If you’ve taken an introductory course in data science, or simply read a lot of articles about it, you’ve probably seen a lot of common techniques being applied over and over again. Some are tried and true, and should survive in the final deliverable of a data science project – a predictive model, or a commercial algorithm, for example. Other techniques are wonderful for use exploring data, but all too often survive to the final product even when they shouldn’t.
Here’s five (possibly surprising) data science techniques that make my list:
Kicking the list off is, arguably, the most popular data science technique. Surprised? Linear regression has long been celebrated – it’s simple, it’s fast, it’s interpretable, and everyone suddenly feels more confident in their statements if there’s a line slapped onto a dataset to back them up!
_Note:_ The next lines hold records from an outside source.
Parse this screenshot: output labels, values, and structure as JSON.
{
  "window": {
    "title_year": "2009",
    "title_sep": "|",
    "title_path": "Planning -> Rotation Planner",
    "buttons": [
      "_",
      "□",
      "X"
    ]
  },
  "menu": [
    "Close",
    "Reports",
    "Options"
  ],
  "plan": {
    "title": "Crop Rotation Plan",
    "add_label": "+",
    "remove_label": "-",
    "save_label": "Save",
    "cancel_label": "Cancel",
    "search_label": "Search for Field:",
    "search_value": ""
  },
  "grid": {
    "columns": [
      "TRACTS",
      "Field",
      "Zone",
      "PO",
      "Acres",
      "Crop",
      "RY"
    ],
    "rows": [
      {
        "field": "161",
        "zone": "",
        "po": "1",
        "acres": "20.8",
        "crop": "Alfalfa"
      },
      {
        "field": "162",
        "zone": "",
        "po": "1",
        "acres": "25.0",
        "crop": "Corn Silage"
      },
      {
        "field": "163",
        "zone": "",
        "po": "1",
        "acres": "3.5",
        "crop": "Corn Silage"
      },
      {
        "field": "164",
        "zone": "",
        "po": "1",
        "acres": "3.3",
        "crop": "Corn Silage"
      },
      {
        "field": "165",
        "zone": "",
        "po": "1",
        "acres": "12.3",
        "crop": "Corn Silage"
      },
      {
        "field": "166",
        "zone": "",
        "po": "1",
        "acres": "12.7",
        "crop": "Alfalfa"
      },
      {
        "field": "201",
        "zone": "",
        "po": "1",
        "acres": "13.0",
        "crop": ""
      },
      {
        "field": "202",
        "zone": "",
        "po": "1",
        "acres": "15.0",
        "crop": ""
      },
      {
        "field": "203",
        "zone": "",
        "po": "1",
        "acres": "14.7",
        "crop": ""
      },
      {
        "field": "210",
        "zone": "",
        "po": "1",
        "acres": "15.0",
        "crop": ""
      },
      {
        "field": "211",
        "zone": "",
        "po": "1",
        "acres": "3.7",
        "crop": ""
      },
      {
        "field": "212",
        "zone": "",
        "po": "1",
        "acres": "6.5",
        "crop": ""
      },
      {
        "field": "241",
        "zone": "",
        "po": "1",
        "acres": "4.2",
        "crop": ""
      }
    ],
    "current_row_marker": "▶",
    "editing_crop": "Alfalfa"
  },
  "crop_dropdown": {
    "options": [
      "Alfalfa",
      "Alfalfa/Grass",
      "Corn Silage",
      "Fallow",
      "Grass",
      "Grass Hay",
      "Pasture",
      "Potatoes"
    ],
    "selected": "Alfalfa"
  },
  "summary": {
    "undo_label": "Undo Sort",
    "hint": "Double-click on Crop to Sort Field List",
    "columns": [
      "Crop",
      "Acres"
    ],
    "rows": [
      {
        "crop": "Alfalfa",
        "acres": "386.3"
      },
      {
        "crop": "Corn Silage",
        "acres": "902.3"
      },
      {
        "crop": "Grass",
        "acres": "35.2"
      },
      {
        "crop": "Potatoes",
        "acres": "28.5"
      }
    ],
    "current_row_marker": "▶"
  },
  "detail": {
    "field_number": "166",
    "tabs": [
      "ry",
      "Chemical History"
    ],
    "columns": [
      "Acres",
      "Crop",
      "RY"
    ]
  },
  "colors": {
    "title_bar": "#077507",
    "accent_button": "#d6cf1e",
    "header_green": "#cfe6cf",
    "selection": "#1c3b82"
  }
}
Unfortunately, linear regression usually has very little predictive power. It’s great if all you need to know is if “y generally increases with x” without needing accurate predictions, or if you have too little data to fit with a better model. However, if you have the necessary data volume and quality, and need something more informative/predictive, you’re better off with many other function learning algorithms, such as neural nets or traditional basis expansions, or computing probability distributions on the dataset. Those function expansions utilize the same methods as linear regression, but provide much more robust results. Furthermore, few things in reality are actually linear, as Anscombe’s quartet illustrates:
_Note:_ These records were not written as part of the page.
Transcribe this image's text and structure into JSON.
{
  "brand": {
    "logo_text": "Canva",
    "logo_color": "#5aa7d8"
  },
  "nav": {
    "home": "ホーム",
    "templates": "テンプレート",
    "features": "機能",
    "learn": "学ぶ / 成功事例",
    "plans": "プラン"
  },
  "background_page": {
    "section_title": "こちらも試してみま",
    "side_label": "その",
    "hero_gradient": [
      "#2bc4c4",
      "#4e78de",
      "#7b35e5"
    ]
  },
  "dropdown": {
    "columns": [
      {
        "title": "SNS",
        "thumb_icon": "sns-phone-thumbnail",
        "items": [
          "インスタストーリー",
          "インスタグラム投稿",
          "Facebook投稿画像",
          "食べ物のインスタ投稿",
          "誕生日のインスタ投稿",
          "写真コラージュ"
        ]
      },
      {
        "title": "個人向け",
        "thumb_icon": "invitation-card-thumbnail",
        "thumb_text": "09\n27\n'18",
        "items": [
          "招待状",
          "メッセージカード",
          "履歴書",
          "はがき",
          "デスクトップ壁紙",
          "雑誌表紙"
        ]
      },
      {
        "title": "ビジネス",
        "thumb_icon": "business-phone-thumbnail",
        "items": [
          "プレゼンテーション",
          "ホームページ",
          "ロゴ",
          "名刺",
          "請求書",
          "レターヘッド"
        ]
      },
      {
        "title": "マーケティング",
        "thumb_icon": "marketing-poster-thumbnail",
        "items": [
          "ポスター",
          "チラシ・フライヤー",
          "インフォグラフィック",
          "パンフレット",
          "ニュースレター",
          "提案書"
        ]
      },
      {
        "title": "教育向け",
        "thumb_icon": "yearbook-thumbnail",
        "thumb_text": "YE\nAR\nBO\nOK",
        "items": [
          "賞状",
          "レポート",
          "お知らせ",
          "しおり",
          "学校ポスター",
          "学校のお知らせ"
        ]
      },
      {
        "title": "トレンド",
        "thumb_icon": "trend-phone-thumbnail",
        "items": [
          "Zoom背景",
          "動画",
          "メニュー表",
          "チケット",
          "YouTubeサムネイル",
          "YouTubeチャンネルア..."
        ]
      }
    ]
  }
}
Anscombe, Francis J. (1973) Graphs in statistical analysis. American Statistician, 27, 17–21
Anscombe’s quartet shows 4 different data sets that all have the same linear regression. The first data set is a reasonable candidate for linear regression, while the others are clearly not.
Following closely behind is logistic regression, which is modeling the outcome of a set of variables using an s-shape sigmoid function. Like linear regression, it’s fast, and relatively interpretable and simple. However, it requires data variables to be normally distributed and independent. While the central limit theorem suggests that sufficiently complicated variables will tend to be more normally distributed, few things in reality are perfectly normal. A better option would be a neural network. In fact, a single neuron in certain networks can be interpreted as a single logistic regression, so the generalization is readily apparent, and even a small, simple neural net should do better.
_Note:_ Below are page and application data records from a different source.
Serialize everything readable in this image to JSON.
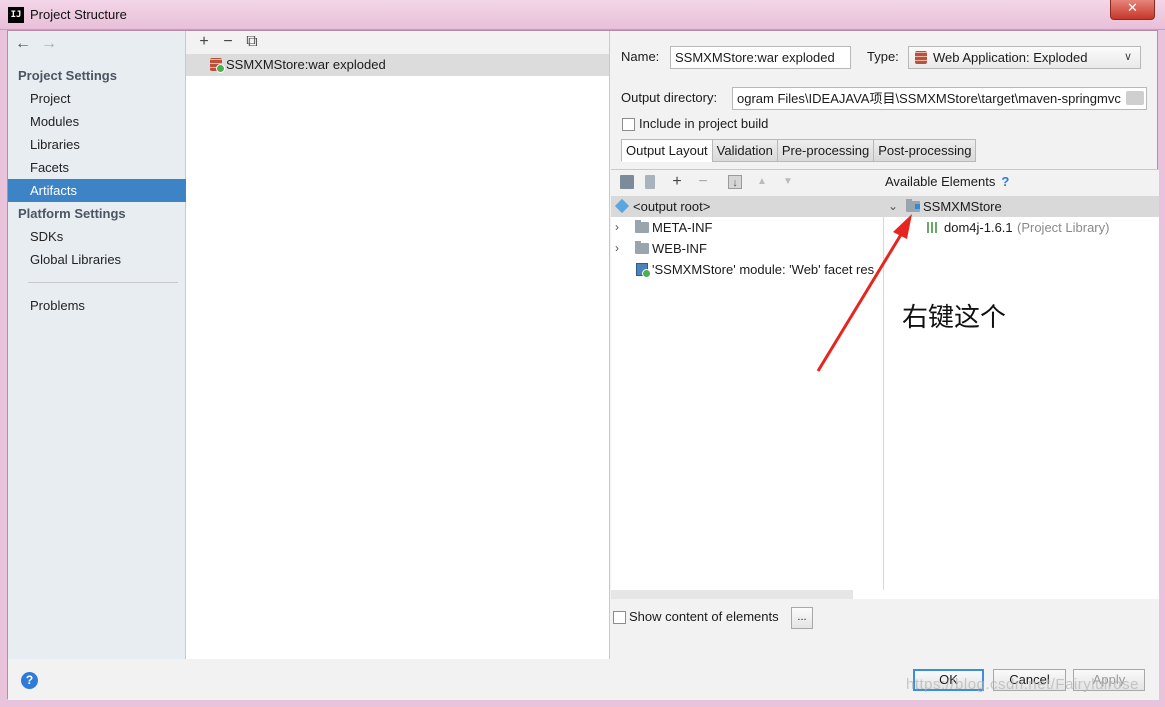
{
  "window": {
    "title": "Project Structure",
    "app_icon": "IJ",
    "close_label": "✕"
  },
  "sidebar": {
    "back_icon": "←",
    "forward_icon": "→",
    "groups": {
      "project_settings": "Project Settings",
      "platform_settings": "Platform Settings"
    },
    "items": {
      "project": "Project",
      "modules": "Modules",
      "libraries": "Libraries",
      "facets": "Facets",
      "artifacts": "Artifacts",
      "sdks": "SDKs",
      "global_libraries": "Global Libraries",
      "problems": "Problems"
    }
  },
  "artifact_list": {
    "toolbar": {
      "add": "+",
      "remove": "−",
      "copy": "⧉"
    },
    "items": [
      "SSMXMStore:war exploded"
    ]
  },
  "detail": {
    "name_label": "Name:",
    "name_value": "SSMXMStore:war exploded",
    "type_label": "Type:",
    "type_value": "Web Application: Exploded",
    "output_dir_label": "Output directory:",
    "output_dir_value": "ogram Files\\IDEAJAVA项目\\SSMXMStore\\target\\maven-springmvc",
    "include_build_label": "Include in project build",
    "tabs": [
      "Output Layout",
      "Validation",
      "Pre-processing",
      "Post-processing"
    ],
    "available_elements_label": "Available Elements",
    "help_mark": "?",
    "output_tree": {
      "root": "<output root>",
      "meta_inf": "META-INF",
      "web_inf": "WEB-INF",
      "module": "'SSMXMStore' module: 'Web' facet res"
    },
    "available_tree": {
      "project": "SSMXMStore",
      "library": "dom4j-1.6.1",
      "library_note": "(Project Library)"
    },
    "show_content_label": "Show content of elements",
    "dots_button": "..."
  },
  "annotation": {
    "text": "右键这个",
    "arrow_color": "#e8241e"
  },
  "footer": {
    "help": "?",
    "ok": "OK",
    "cancel": "Cancel",
    "apply": "Apply",
    "watermark": "https://blog.csdn.net/Fairylulrose"
  },
  "colors": {
    "selection": "#3c84c6",
    "frame": "#e9c3dc"
  }
}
Bag of words is the practice of treating a sentence as the set of words used to construct it. “Cats like dogs.” “Dogs like cats.” Bag of words can’t tell the difference between these two. “I gave a talk at the conference.” “I delivered a presentation at the convention.” Bag of words can’t tell these two are the same.
The technique obviously loses a tremendous amount of information about synonyms, word ordering, and summarization. Using word vectors – numerical representations of words – helps mitigate some of the problems surrounding synonyms and lexical ambiguity, but more advanced techniques are absolutely necessary for creating more reliable natural language processing (NLP) solutions.
Pre-filtering in a NLP algorithm can include identifying uncommon terms as keywords, but you’ll still want to finish the model off with something more capable, such as recurrent or convolutional neural networks and sentence embeddings.
The Jaccard index measures how much two data sets have in common. It’s the go-to base-line strategy for creating a recommendation engine, as, e.g., movies or music with more properties in common will tend to appeal to someone who likes one of the sets of properties already. Alas, it too ignores nonlinear dependencies, and is, essentially, like bag of words for properties a data set might have.
It’s a great starting place for recommendation engines, but you’d have a bad Netflix experience if they left their engine with just the Jaccard index. Most use cases for the Jaccard index involve identifying the overlap of data subset; for such purposes, try Blu, Levenstein distance, or Dynamic Time Warping.
Sentence generation isn’t really that old, but character-level generation is already over-used and unreliable. If you look up any tutorial on using neural networks to generate sentences, you’ll encounter the famed ‘ChaRNN’ – or, a character recurrent neural network. To skip the fuss of word vectors, ChaRNNs use 26 to 40-dimensional vectors (for English, anyway) to represent characters, and create an algorithm that generates a sentence one. letter. at. a. time. Recurrent networks already struggle to remember what they told you just a moment ago (an unfortunate phenomenon called memory loss), so ChaRNNs almost always end with absurd results, like suggesting you make a delicious meal of crockpot cold water. In a previous blog, I explained what can go wrong when a great algorithm is given bad data; this is what can go wrong when good data is fed to a bad algorithm. If you need a generative NLP algorithm, try an RNN using full word vectors
Do these 5 list-makers have their place? Absolutely! If I didn’t get a sense of what sets shared certain properties or if one variable generally increases with another, I would never have a good entry point from which to build more robust models. This list simply makes the case that they should stay in the exploration stage of a data science project and that their shortcoming should be recognized. Except ChaRNNs. Just avoid those altogether.